At the time it was UVs management and texturing. I didn’t quite know how to approach texturing with all the layers of rust, dirt and grime across a multiple, detailed, objects. So that was a challenge at the time. I had an idea, did some research and with some experimentation managed to create a workflow that I latter developed more on a Hudson project.
How do you start working on a project? Do you use references or just imagination?
Photograph is always a starting point. I always find inspiration in photos and then build out on that.
Which model do you believe was the most difficult to achieve? (How did you do it?)
Hudson locomotive. I wouldn’t say difficult… it was a bit tedious. It had a lot of details and it required a lot of figuring out… where the parts are going and how they are interrelated. I must say that the process of figuring out of how the form works, with limited reference, is the most frustrating part of the process for me.

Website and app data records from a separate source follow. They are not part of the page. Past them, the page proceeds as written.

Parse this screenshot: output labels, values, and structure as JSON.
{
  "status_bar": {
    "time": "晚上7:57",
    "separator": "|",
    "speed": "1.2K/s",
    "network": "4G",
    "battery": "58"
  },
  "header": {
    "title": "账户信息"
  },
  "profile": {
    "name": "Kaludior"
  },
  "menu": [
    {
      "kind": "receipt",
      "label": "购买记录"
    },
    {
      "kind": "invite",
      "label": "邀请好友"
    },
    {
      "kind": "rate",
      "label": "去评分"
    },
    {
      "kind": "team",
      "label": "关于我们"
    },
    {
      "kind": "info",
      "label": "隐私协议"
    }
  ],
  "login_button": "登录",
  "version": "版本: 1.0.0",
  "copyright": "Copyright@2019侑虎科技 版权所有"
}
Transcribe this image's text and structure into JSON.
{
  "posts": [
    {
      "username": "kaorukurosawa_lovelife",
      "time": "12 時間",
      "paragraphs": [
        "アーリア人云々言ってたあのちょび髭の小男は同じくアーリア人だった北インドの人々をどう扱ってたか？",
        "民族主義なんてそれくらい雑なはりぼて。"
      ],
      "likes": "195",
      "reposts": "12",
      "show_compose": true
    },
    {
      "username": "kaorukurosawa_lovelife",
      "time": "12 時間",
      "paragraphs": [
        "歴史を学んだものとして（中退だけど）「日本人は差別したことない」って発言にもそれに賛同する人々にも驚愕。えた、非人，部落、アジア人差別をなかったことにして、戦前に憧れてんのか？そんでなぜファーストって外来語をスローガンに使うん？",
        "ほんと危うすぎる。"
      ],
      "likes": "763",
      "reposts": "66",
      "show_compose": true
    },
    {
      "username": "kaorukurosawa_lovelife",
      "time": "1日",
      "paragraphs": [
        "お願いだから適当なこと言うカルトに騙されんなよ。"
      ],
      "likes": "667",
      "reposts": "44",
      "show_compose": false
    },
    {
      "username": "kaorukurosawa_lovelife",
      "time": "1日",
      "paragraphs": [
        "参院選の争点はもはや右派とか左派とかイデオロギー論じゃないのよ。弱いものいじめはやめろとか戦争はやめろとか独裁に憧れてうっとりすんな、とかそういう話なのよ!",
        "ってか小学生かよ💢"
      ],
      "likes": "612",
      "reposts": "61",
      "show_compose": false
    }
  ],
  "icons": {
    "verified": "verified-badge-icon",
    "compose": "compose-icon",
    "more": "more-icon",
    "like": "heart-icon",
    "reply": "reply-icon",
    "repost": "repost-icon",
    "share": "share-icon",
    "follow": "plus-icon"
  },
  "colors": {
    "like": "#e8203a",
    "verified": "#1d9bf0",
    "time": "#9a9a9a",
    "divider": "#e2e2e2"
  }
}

What’s the one project that you received the most praise for? 

Custom Humvee I think.
What is the typical starting point in a 3D project? How long does it usually take?
It depends on a type of a project. If it’s commercial project than the client usually knows exactly what he/she wants. It starts from the reference, CAD data or the concept art that the client provides.

Personal projects are totally random. Sometimes I start with clear idea of what I want, preplan everything. Sometimes is just a sudden flash of inspiration that turns out into a quick project. Sometimes just random doodling turns into project….As for the completion time it also depends on a deadline. If there’s no deadline however, I like to take as much time as I need until I’m almost completely satisfied with every detail.
How important is it to have a proper education in this field?

Proper education is crucial for every field, although proper education today may not come through the established institutions. There are a lot of independent training options that can give you far better education than any University can, in CG field at least. 
How would you describe the 3D industry in Russia?
I’ve only spent 2 years in Russia and while there I worked for international clients, not Russian. So I’m not so competent on the subject.
If you had the opportunity to spend a day with anyone from this industry, who would it be?
A bunch of people ; I couldn’t pick a one guy… certainly some guys from ILM, Digital Domain, Dneg, Weta…..
What do you have up your sleeve for future projects?
I’m currently working on an interesting personal project based on a concept art of Greg Broadmore and District 9.